## Task goal
The result should be a verbatim copy of the whole listing.

## Material shown

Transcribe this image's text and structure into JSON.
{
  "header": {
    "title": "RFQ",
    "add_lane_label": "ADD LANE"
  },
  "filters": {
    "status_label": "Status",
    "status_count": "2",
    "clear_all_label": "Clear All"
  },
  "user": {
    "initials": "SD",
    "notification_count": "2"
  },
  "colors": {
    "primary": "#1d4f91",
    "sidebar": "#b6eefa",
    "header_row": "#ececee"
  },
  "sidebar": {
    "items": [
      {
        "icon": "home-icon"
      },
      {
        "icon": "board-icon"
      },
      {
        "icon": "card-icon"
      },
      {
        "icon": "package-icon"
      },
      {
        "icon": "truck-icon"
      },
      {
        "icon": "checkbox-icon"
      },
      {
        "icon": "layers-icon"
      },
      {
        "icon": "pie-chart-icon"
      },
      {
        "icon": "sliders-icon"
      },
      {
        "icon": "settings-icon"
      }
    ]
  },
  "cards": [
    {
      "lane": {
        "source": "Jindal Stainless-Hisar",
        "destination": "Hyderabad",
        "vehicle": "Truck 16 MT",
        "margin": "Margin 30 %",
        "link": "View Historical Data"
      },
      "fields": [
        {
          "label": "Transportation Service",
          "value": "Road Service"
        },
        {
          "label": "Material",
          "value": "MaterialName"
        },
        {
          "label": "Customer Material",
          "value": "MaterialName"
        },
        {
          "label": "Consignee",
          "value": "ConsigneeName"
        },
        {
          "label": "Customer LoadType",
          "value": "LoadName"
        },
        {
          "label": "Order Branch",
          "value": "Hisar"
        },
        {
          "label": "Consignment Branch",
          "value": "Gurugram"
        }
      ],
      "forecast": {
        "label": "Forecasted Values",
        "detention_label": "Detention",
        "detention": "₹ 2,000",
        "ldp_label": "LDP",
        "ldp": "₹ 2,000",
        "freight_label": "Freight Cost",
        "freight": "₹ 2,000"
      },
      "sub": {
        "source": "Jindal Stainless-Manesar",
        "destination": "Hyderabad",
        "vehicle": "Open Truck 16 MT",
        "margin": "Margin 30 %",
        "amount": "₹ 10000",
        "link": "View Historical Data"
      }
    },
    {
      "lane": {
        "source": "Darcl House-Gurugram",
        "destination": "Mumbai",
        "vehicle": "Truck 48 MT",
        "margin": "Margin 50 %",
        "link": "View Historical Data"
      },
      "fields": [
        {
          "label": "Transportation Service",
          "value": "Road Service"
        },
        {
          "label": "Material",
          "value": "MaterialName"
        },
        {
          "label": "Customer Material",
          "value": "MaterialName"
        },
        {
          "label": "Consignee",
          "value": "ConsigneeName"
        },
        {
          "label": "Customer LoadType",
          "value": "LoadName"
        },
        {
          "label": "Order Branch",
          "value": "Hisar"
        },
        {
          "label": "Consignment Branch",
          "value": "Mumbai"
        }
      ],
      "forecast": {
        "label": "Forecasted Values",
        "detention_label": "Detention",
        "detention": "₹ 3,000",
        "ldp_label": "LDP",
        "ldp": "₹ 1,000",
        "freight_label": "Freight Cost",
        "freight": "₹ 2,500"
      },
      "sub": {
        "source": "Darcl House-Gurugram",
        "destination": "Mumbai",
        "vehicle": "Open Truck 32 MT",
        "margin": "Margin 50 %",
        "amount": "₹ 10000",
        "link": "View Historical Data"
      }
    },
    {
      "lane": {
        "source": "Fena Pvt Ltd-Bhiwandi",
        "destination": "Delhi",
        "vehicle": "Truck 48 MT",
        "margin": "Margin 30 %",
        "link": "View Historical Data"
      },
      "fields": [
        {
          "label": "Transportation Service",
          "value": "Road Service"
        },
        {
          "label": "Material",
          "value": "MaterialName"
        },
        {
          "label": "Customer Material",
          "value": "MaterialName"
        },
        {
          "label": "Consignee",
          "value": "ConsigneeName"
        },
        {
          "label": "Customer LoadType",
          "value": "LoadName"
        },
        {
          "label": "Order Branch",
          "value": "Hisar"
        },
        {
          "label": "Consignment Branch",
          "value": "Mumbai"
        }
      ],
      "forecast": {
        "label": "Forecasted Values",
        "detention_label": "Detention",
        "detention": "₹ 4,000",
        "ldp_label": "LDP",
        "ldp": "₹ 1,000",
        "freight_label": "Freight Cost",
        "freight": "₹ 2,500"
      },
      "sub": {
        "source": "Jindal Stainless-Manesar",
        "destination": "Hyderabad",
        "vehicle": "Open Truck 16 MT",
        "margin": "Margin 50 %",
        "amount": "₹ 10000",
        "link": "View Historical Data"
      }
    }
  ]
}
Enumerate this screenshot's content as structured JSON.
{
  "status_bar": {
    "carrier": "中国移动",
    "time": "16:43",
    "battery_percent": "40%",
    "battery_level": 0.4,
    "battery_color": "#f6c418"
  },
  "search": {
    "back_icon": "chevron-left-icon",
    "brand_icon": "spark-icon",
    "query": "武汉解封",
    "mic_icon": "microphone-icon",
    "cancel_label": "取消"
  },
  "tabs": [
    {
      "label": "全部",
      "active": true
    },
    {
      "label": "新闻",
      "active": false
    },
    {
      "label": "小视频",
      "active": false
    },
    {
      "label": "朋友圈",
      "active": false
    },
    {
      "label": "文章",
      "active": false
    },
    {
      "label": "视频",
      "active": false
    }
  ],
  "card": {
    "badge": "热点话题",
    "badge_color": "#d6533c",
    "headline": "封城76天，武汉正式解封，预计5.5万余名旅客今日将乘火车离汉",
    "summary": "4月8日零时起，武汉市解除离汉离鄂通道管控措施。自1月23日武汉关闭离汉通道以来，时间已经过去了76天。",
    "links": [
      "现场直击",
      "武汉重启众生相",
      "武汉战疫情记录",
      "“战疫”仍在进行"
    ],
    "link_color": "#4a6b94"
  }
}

## Exercise output
Transcribe this image's text and structure into JSON.
{
  "header": {
    "title": "RFQ",
    "add_lane_label": "ADD LANE"
  },
  "filters": {
    "status_label": "Status",
    "status_count": "2",
    "clear_all_label": "Clear All"
  },
  "user": {
    "initials": "SD",
    "notification_count": "2"
  },
  "colors": {
    "primary": "#1d4f91",
    "sidebar": "#b6eefa",
    "header_row": "#ececee"
  },
  "sidebar": {
    "items": [
      {
        "icon": "home-icon"
      },
      {
        "icon": "board-icon"
      },
      {
        "icon": "card-icon"
      },
      {
        "icon": "package-icon"
      },
      {
        "icon": "truck-icon"
      },
      {
        "icon": "checkbox-icon"
      },
      {
        "icon": "layers-icon"
      },
      {
        "icon": "pie-chart-icon"
      },
      {
        "icon": "sliders-icon"
      },
      {
        "icon": "settings-icon"
      }
    ]
  },
  "cards": [
    {
      "lane": {
        "source": "Jindal Stainless-Hisar",
        "destination": "Hyderabad",
        "vehicle": "Truck 16 MT",
        "margin": "Margin 30 %",
        "link": "View Historical Data"
      },
      "fields": [
        {
          "label": "Transportation Service",
          "value": "Road Service"
        },
        {
          "label": "Material",
          "value": "MaterialName"
        },
        {
          "label": "Customer Material",
          "value": "MaterialName"
        },
        {
          "label": "Consignee",
          "value": "ConsigneeName"
        },
        {
          "label": "Customer LoadType",
          "value": "LoadName"
        },
        {
          "label": "Order Branch",
          "value": "Hisar"
        },
        {
          "label": "Consignment Branch",
          "value": "Gurugram"
        }
      ],
      "forecast": {
        "label": "Forecasted Values",
        "detention_label": "Detention",
        "detention": "₹ 2,000",
        "ldp_label": "LDP",
        "ldp": "₹ 2,000",
        "freight_label": "Freight Cost",
        "freight": "₹ 2,000"
      },
      "sub": {
        "source": "Jindal Stainless-Manesar",
        "destination": "Hyderabad",
        "vehicle": "Open Truck 16 MT",
        "margin": "Margin 30 %",
        "amount": "₹ 10000",
        "link": "View Historical Data"
      }
    },
    {
      "lane": {
        "source": "Darcl House-Gurugram",
        "destination": "Mumbai",
        "vehicle": "Truck 48 MT",
        "margin": "Margin 50 %",
        "link": "View Historical Data"
      },
      "fields": [
        {
          "label": "Transportation Service",
          "value": "Road Service"
        },
        {
          "label": "Material",
          "value": "MaterialName"
        },
        {
          "label": "Customer Material",
          "value": "MaterialName"
        },
        {
          "label": "Consignee",
          "value": "ConsigneeName"
        },
        {
          "label": "Customer LoadType",
          "value": "LoadName"
        },
        {
          "label": "Order Branch",
          "value": "Hisar"
        },
        {
          "label": "Consignment Branch",
          "value": "Mumbai"
        }
      ],
      "forecast": {
        "label": "Forecasted Values",
        "detention_label": "Detention",
        "detention": "₹ 3,000",
        "ldp_label": "LDP",
        "ldp": "₹ 1,000",
        "freight_label": "Freight Cost",
        "freight": "₹ 2,500"
      },
      "sub": {
        "source": "Darcl House-Gurugram",
        "destination": "Mumbai",
        "vehicle": "Open Truck 32 MT",
        "margin": "Margin 50 %",
        "amount": "₹ 10000",
        "link": "View Historical Data"
      }
    },
    {
      "lane": {
        "source": "Fena Pvt Ltd-Bhiwandi",
        "destination": "Delhi",
        "vehicle": "Truck 48 MT",
        "margin": "Margin 30 %",
        "link": "View Historical Data"
      },
      "fields": [
        {
          "label": "Transportation Service",
          "value": "Road Service"
        },
        {
          "label": "Material",
          "value": "MaterialName"
        },
        {
          "label": "Customer Material",
          "value": "MaterialName"
        },
        {
          "label": "Consignee",
          "value": "ConsigneeName"
        },
        {
          "label": "Customer LoadType",
          "value": "LoadName"
        },
        {
          "label": "Order Branch",
          "value": "Hisar"
        },
        {
          "label": "Consignment Branch",
          "value": "Mumbai"
        }
      ],
      "forecast": {
        "label": "Forecasted Values",
        "detention_label": "Detention",
        "detention": "₹ 4,000",
        "ldp_label": "LDP",
        "ldp": "₹ 1,000",
        "freight_label": "Freight Cost",
        "freight": "₹ 2,500"
      },
      "sub": {
        "source": "Jindal Stainless-Manesar",
        "destination": "Hyderabad",
        "vehicle": "Open Truck 16 MT",
        "margin": "Margin 50 %",
        "amount": "₹ 10000",
        "link": "View Historical Data"
      }
    }
  ]
}
Enumerate this screenshot's content as structured JSON.
{
  "status_bar": {
    "carrier": "中国移动",
    "time": "16:43",
    "battery_percent": "40%",
    "battery_level": 0.4,
    "battery_color": "#f6c418"
  },
  "search": {
    "back_icon": "chevron-left-icon",
    "brand_icon": "spark-icon",
    "query": "武汉解封",
    "mic_icon": "microphone-icon",
    "cancel_label": "取消"
  },
  "tabs": [
    {
      "label": "全部",
      "active": true
    },
    {
      "label": "新闻",
      "active": false
    },
    {
      "label": "小视频",
      "active": false
    },
    {
      "label": "朋友圈",
      "active": false
    },
    {
      "label": "文章",
      "active": false
    },
    {
      "label": "视频",
      "active": false
    }
  ],
  "card": {
    "badge": "热点话题",
    "badge_color": "#d6533c",
    "headline": "封城76天，武汉正式解封，预计5.5万余名旅客今日将乘火车离汉",
    "summary": "4月8日零时起，武汉市解除离汉离鄂通道管控措施。自1月23日武汉关闭离汉通道以来，时间已经过去了76天。",
    "links": [
      "现场直击",
      "武汉重启众生相",
      "武汉战疫情记录",
      "“战疫”仍在进行"
    ],
    "link_color": "#4a6b94"
  }
}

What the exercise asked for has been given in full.